8. Being a president of an association comes with plenty of responsibilities and hard work. How would you describe your term thus far as the president of SASA?

It has been a bit of a whirlwind few years. I came into the executive committee just before the COVID-19 pandemic hit the world. As you can imagine this forced us to re-evaluate what we do and how we do it. It was not easy, but we have focused on making SASA more accessible and relevant with a refreshed image and new ventures. I must commend my management committee in particular for their dedication to the cause and the work they have done to support me, I truly can not thank them enough.


9. The mission of SASA ‘shall be to foster the study and knowledge of statistical theory and its application towards improving the quality of life of all South Africans’ What are the 3 most important things SASA is doing to achieve this mission?
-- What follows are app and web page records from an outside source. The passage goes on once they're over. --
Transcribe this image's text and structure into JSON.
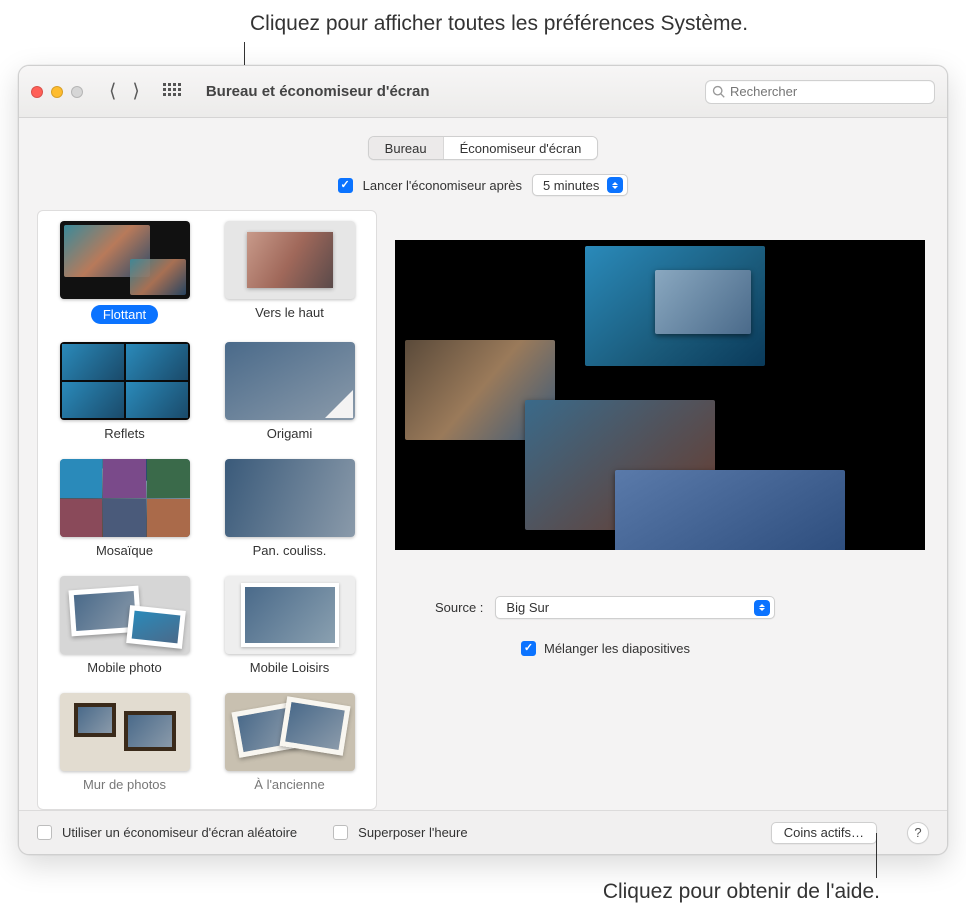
{
  "callouts": {
    "top": "Cliquez pour afficher toutes les préférences Système.",
    "bottom": "Cliquez pour obtenir de l'aide."
  },
  "titlebar": {
    "title": "Bureau et économiseur d'écran",
    "search_placeholder": "Rechercher"
  },
  "tabs": {
    "desktop": "Bureau",
    "screensaver": "Économiseur d'écran"
  },
  "start_after": {
    "checkbox_label": "Lancer l'économiseur après",
    "checked": true,
    "value": "5 minutes"
  },
  "savers": [
    {
      "label": "Flottant",
      "selected": true,
      "style": "floating"
    },
    {
      "label": "Vers le haut",
      "selected": false,
      "style": "shift"
    },
    {
      "label": "Reflets",
      "selected": false,
      "style": "reflections"
    },
    {
      "label": "Origami",
      "selected": false,
      "style": "origami"
    },
    {
      "label": "Mosaïque",
      "selected": false,
      "style": "mosaic"
    },
    {
      "label": "Pan. couliss.",
      "selected": false,
      "style": "pan"
    },
    {
      "label": "Mobile photo",
      "selected": false,
      "style": "photomobile"
    },
    {
      "label": "Mobile Loisirs",
      "selected": false,
      "style": "leisure"
    },
    {
      "label": "Mur de photos",
      "selected": false,
      "style": "wall"
    },
    {
      "label": "À l'ancienne",
      "selected": false,
      "style": "vintage"
    }
  ],
  "source": {
    "label": "Source :",
    "value": "Big Sur"
  },
  "shuffle": {
    "label": "Mélanger les diapositives",
    "checked": true
  },
  "bottom": {
    "random_label": "Utiliser un économiseur d'écran aléatoire",
    "random_checked": false,
    "overlay_label": "Superposer l'heure",
    "overlay_checked": false,
    "hotcorners": "Coins actifs…",
    "help": "?"
  }
}
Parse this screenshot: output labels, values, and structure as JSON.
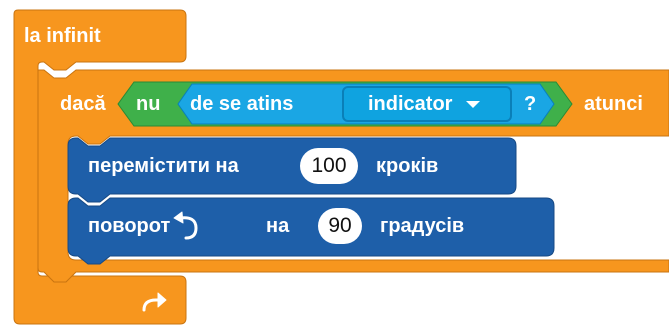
{
  "colors": {
    "control": "#f7961e",
    "control_dark": "#c97410",
    "operator": "#3fb04a",
    "operator_dark": "#2a8a35",
    "sensing": "#1aa6e4",
    "sensing_dark": "#0a7fb8",
    "motion": "#1e5fa9",
    "motion_dark": "#174a85"
  },
  "forever_block": {
    "label": "la infinit",
    "loop_icon": "loop-arrow-icon"
  },
  "if_block": {
    "label_if": "dacă",
    "label_then": "atunci"
  },
  "not_block": {
    "label": "nu"
  },
  "touching_block": {
    "label": "de se atins",
    "dropdown_value": "indicator",
    "question": "?"
  },
  "move_block": {
    "label_before": "перемістити на",
    "steps": "100",
    "label_after": "кроків"
  },
  "turn_block": {
    "label_before": "поворот",
    "icon": "rotate-left-icon",
    "label_mid": "на",
    "degrees": "90",
    "label_after": "градусів"
  }
}
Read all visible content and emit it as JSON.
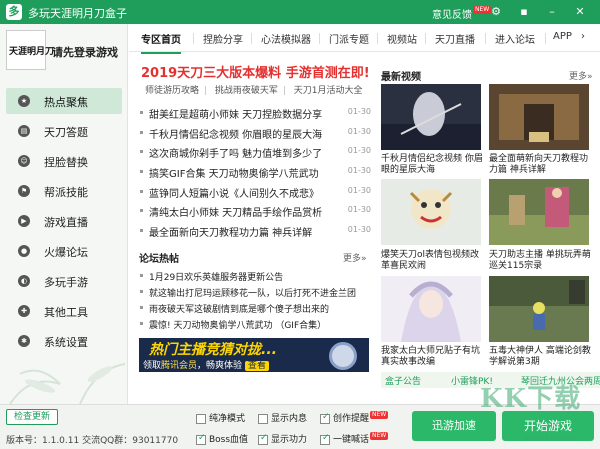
{
  "app": {
    "title": "多玩天涯明月刀盒子",
    "feedback": "意见反馈",
    "feedback_badge": "NEW"
  },
  "user": {
    "avatar_text": "天涯明月刀",
    "login_prompt": "请先登录游戏"
  },
  "sidebar": {
    "items": [
      {
        "label": "热点聚焦",
        "icon": "star-icon",
        "active": true
      },
      {
        "label": "天刀答题",
        "icon": "quiz-icon"
      },
      {
        "label": "捏脸替换",
        "icon": "face-icon"
      },
      {
        "label": "帮派技能",
        "icon": "guild-skill-icon"
      },
      {
        "label": "游戏直播",
        "icon": "live-icon"
      },
      {
        "label": "火爆论坛",
        "icon": "forum-icon"
      },
      {
        "label": "多玩手游",
        "icon": "mobile-game-icon"
      },
      {
        "label": "其他工具",
        "icon": "tools-icon"
      },
      {
        "label": "系统设置",
        "icon": "settings-icon"
      }
    ]
  },
  "tabs": [
    "专区首页",
    "捏脸分享",
    "心法模拟器",
    "门派专题",
    "视频站",
    "天刀直播",
    "进入论坛",
    "APP"
  ],
  "headline": "2019天刀三大版本爆料  手游首测在即!",
  "sublinks": [
    "师徒游历攻略",
    "挑战雨夜破天军",
    "天刀1月活动大全"
  ],
  "news": [
    {
      "title": "甜美红是超萌小师妹 天刀捏脸数据分享",
      "date": "01-30"
    },
    {
      "title": "千秋月情侣纪念视频 你眉眼的星辰大海",
      "date": "01-30"
    },
    {
      "title": "这次商城你剁手了吗 魅力值堆到多少了",
      "date": "01-30"
    },
    {
      "title": "搞笑GIF合集 天刀动物奥偷学八荒武功",
      "date": "01-30"
    },
    {
      "title": "蓝铮同人短篇小说《人间别久不成悲》",
      "date": "01-30"
    },
    {
      "title": "清纯太白小师妹 天刀精品手绘作品赏析",
      "date": "01-30"
    },
    {
      "title": "最全面新向天刀教程功力篇 神兵详解",
      "date": "01-30"
    }
  ],
  "forum": {
    "title": "论坛热帖",
    "more": "更多»",
    "posts": [
      "1月29日欢乐英雄服务器更新公告",
      "就这输出打尼玛运顾移花一队，以后打死不进金兰团",
      "雨夜破天军这破剧情到底是哪个傻子想出来的",
      "震惊! 天刀动物奥偷学八荒武功 （GIF合集）"
    ]
  },
  "banner": {
    "title": "热门主播竞猜对拢...",
    "line_prefix": "领取",
    "line_em": "腾讯会员",
    "line_suffix": "，畅爽体验",
    "tag": "查看"
  },
  "videos": {
    "title": "最新视频",
    "more": "更多»",
    "items": [
      {
        "caption": "千秋月情侣纪念视频 你眉眼的星辰大海"
      },
      {
        "caption": "最全面萌新向天刀教程功力篇 神兵详解"
      },
      {
        "caption": "爆笑天刀ol表情包视频改革喜民欢闹"
      },
      {
        "caption": "天刀助志主播 单挑玩弄萌巡关115宗录"
      },
      {
        "caption": "我家太白大师兄贴子有坑 真实故事改编"
      },
      {
        "caption": "五毒大神伊人 高端论剑教学解说第3期"
      }
    ]
  },
  "ticker": [
    "盒子公告",
    "小雷锋PK!",
    "琴回迁九州公会两周年"
  ],
  "footer": {
    "check_update": "检查更新",
    "version": "版本号：1.1.0.11  交流QQ群：93011770",
    "checkboxes": [
      {
        "label": "纯净模式",
        "checked": false
      },
      {
        "label": "显示内息",
        "checked": false
      },
      {
        "label": "创作提醒",
        "checked": true,
        "badge": "NEW"
      },
      {
        "label": "Boss血值",
        "checked": true
      },
      {
        "label": "显示功力",
        "checked": true
      },
      {
        "label": "一键喊话",
        "checked": true,
        "badge": "NEW"
      }
    ],
    "fast_button": "迅游加速",
    "start_button": "开始游戏"
  },
  "watermark": {
    "text": "KK下载",
    "sub": "www.kkx.net"
  },
  "colors": {
    "brand": "#1e9e5a",
    "headline": "#e53030",
    "active_nav": "#cfe8d8"
  }
}
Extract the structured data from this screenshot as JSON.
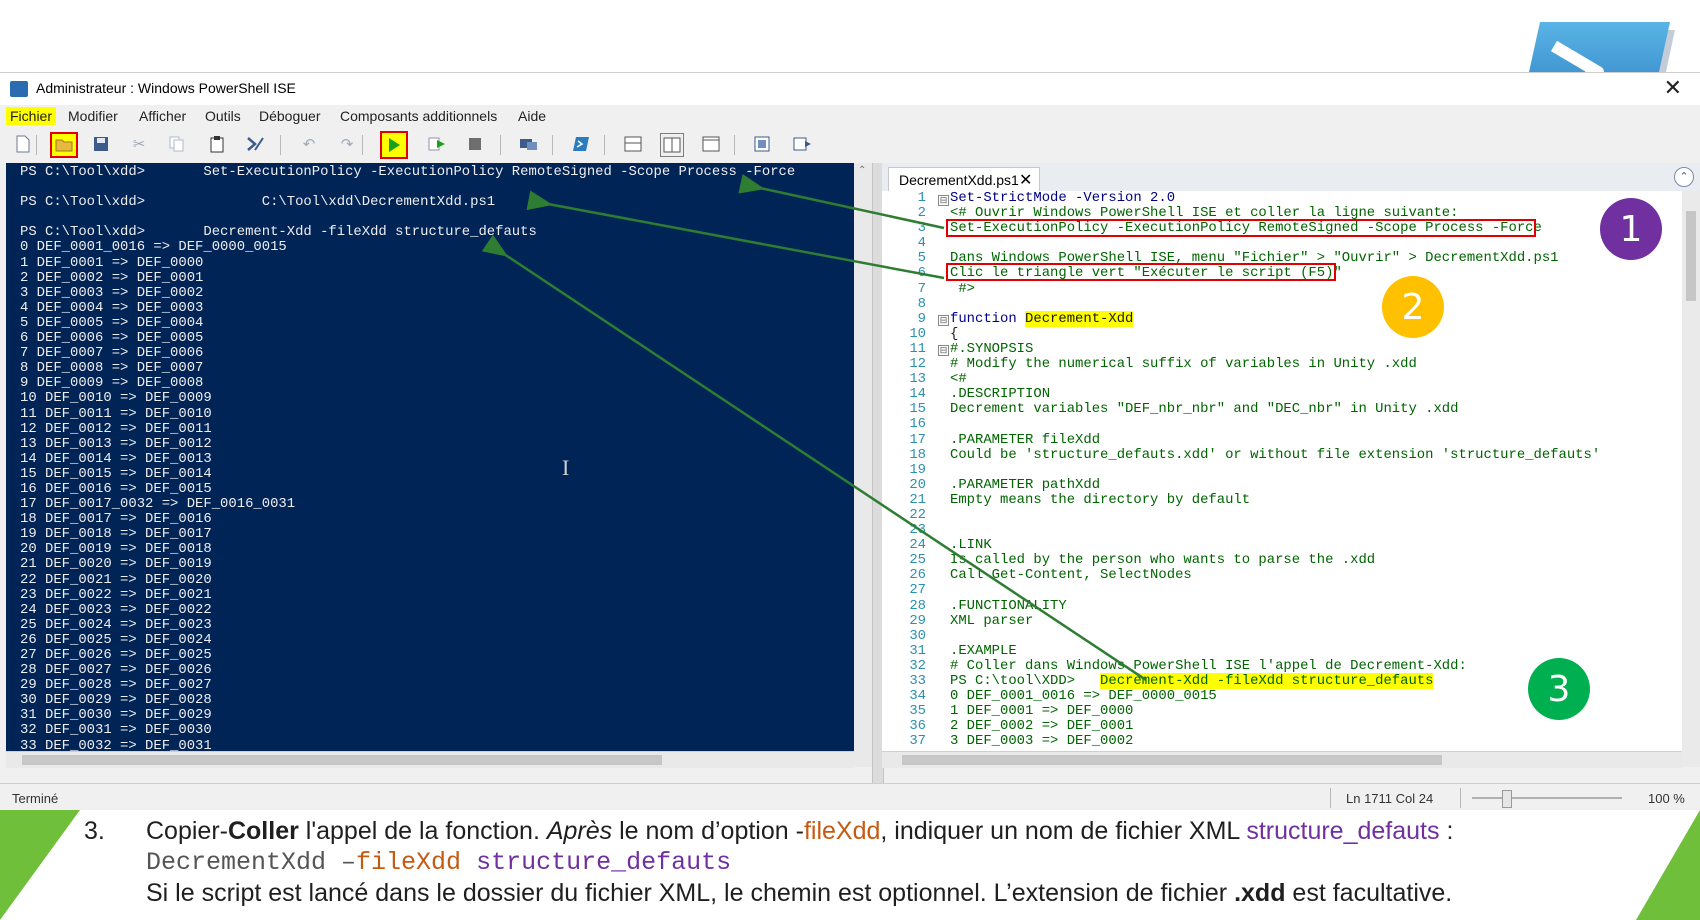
{
  "window": {
    "title": "Administrateur : Windows PowerShell ISE",
    "close_glyph": "✕"
  },
  "menu": [
    "Fichier",
    "Modifier",
    "Afficher",
    "Outils",
    "Déboguer",
    "Composants additionnels",
    "Aide"
  ],
  "toolbar_icons": [
    "new-file-icon",
    "open-file-icon",
    "save-icon",
    "cut-icon",
    "copy-icon",
    "paste-icon",
    "clear-console-icon",
    "undo-icon",
    "redo-icon",
    "run-script-icon",
    "run-selection-icon",
    "stop-icon",
    "remote-powershell-icon",
    "start-powershell-icon",
    "show-script-top-icon",
    "show-script-right-icon",
    "show-script-maximized-icon",
    "show-commands-icon",
    "show-addon-icon"
  ],
  "console": {
    "lines": [
      "PS C:\\Tool\\xdd>       Set-ExecutionPolicy -ExecutionPolicy RemoteSigned -Scope Process -Force",
      "",
      "PS C:\\Tool\\xdd>              C:\\Tool\\xdd\\DecrementXdd.ps1",
      "",
      "PS C:\\Tool\\xdd>       Decrement-Xdd -fileXdd structure_defauts",
      "0 DEF_0001_0016 => DEF_0000_0015",
      "1 DEF_0001 => DEF_0000",
      "2 DEF_0002 => DEF_0001",
      "3 DEF_0003 => DEF_0002",
      "4 DEF_0004 => DEF_0003",
      "5 DEF_0005 => DEF_0004",
      "6 DEF_0006 => DEF_0005",
      "7 DEF_0007 => DEF_0006",
      "8 DEF_0008 => DEF_0007",
      "9 DEF_0009 => DEF_0008",
      "10 DEF_0010 => DEF_0009",
      "11 DEF_0011 => DEF_0010",
      "12 DEF_0012 => DEF_0011",
      "13 DEF_0013 => DEF_0012",
      "14 DEF_0014 => DEF_0013",
      "15 DEF_0015 => DEF_0014",
      "16 DEF_0016 => DEF_0015",
      "17 DEF_0017_0032 => DEF_0016_0031",
      "18 DEF_0017 => DEF_0016",
      "19 DEF_0018 => DEF_0017",
      "20 DEF_0019 => DEF_0018",
      "21 DEF_0020 => DEF_0019",
      "22 DEF_0021 => DEF_0020",
      "23 DEF_0022 => DEF_0021",
      "24 DEF_0023 => DEF_0022",
      "25 DEF_0024 => DEF_0023",
      "26 DEF_0025 => DEF_0024",
      "27 DEF_0026 => DEF_0025",
      "28 DEF_0027 => DEF_0026",
      "29 DEF_0028 => DEF_0027",
      "30 DEF_0029 => DEF_0028",
      "31 DEF_0030 => DEF_0029",
      "32 DEF_0031 => DEF_0030",
      "33 DEF_0032 => DEF_0031"
    ]
  },
  "editor": {
    "tab_label": "DecrementXdd.ps1",
    "tab_close": "✕",
    "line_numbers": [
      "1",
      "2",
      "3",
      "4",
      "5",
      "6",
      "7",
      "8",
      "9",
      "10",
      "11",
      "12",
      "13",
      "14",
      "15",
      "16",
      "17",
      "18",
      "19",
      "20",
      "21",
      "22",
      "23",
      "24",
      "25",
      "26",
      "27",
      "28",
      "29",
      "30",
      "31",
      "32",
      "33",
      "34",
      "35",
      "36",
      "37"
    ],
    "lines": [
      "Set-StrictMode -Version 2.0",
      "<# Ouvrir Windows PowerShell ISE et coller la ligne suivante:",
      "Set-ExecutionPolicy -ExecutionPolicy RemoteSigned -Scope Process -Force",
      "",
      "Dans Windows PowerShell ISE, menu \"Fichier\" > \"Ouvrir\" > DecrementXdd.ps1",
      "Clic le triangle vert \"Exécuter le script (F5)\"",
      " #>",
      "",
      "function Decrement-Xdd",
      "{",
      "#.SYNOPSIS",
      "# Modify the numerical suffix of variables in Unity .xdd",
      "<#",
      ".DESCRIPTION",
      "Decrement variables \"DEF_nbr_nbr\" and \"DEC_nbr\" in Unity .xdd",
      "",
      ".PARAMETER fileXdd",
      "Could be 'structure_defauts.xdd' or without file extension 'structure_defauts'",
      "",
      ".PARAMETER pathXdd",
      "Empty means the directory by default",
      "",
      "",
      ".LINK",
      "Is called by the person who wants to parse the .xdd",
      "Call Get-Content, SelectNodes",
      "",
      ".FUNCTIONALITY",
      "XML parser",
      "",
      ".EXAMPLE",
      "# Coller dans Windows PowerShell ISE l'appel de Decrement-Xdd:",
      "PS C:\\tool\\XDD>   Decrement-Xdd -fileXdd structure_defauts",
      "0 DEF_0001_0016 => DEF_0000_0015",
      "1 DEF_0001 => DEF_0000",
      "2 DEF_0002 => DEF_0001",
      "3 DEF_0003 => DEF_0002"
    ]
  },
  "status": {
    "left": "Terminé",
    "position": "Ln 1711  Col 24",
    "zoom": "100 %"
  },
  "badges": [
    "1",
    "2",
    "3"
  ],
  "instruction": {
    "number": "3.",
    "line1_parts": [
      "Copier-",
      "Coller",
      " l'appel de la fonction. ",
      "Après",
      " le nom d’option -",
      "fileXdd",
      ", indiquer un nom de fichier XML ",
      "structure_defauts",
      " :"
    ],
    "line2_parts": [
      "DecrementXdd –",
      "fileXdd",
      " ",
      "structure_defauts"
    ],
    "line3_parts": [
      "Si le script est lancé dans le dossier du fichier XML, le chemin est optionnel. L’extension de fichier ",
      ".xdd",
      " est facultative."
    ]
  },
  "colors": {
    "console_bg": "#012456",
    "badge1": "#7030a0",
    "badge2": "#ffc000",
    "badge3": "#00b050",
    "accent_green": "#6fbf3b",
    "highlight": "#ffff00",
    "annotation_red": "#e00000",
    "arrow_green": "#2e7d32"
  }
}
SASA has been a big player in the advancement of statistics in academia for many years. We have a journal which attracts submissions from all around the world and an annual conference which celebrates our researchers and the work done within our community. You will know that the application of statistical methods on real world data can work to improve the quality of live within our communities and we strive to help facilitate this. With the data and the skills we heave, we can help to make informed and data-driven decisions to be better our community. There is research that is done all around the country which is focused on addressing important issues within our community and as SASA we are committed to help bring light to these advancements through our publications, seminars and conferences. In addition to that, we provide and facilitate bursaries and scholarships to both academically and financially deserving students at 3rd year and honours level on an annual basis. This helps to provide opportunities to students you might not otherwise been able to continue on their journey into statistics.

10. The SASA 63rd annual conference is in November 2022. What is the theme of the conference and what is the main outcome you would like?

We are very excited to host our conference in November. It is being held in George, which marks the first time that our conference has been held in the region. Also, it is our return to a regular conference experience post-COVID. I must extend my gratitude to my colleagues at Stellenbosch University who undertook to host a conference under difficult circumstances last year, and I am glad that regular service has resumed now that the worst of the pandemic is behind us.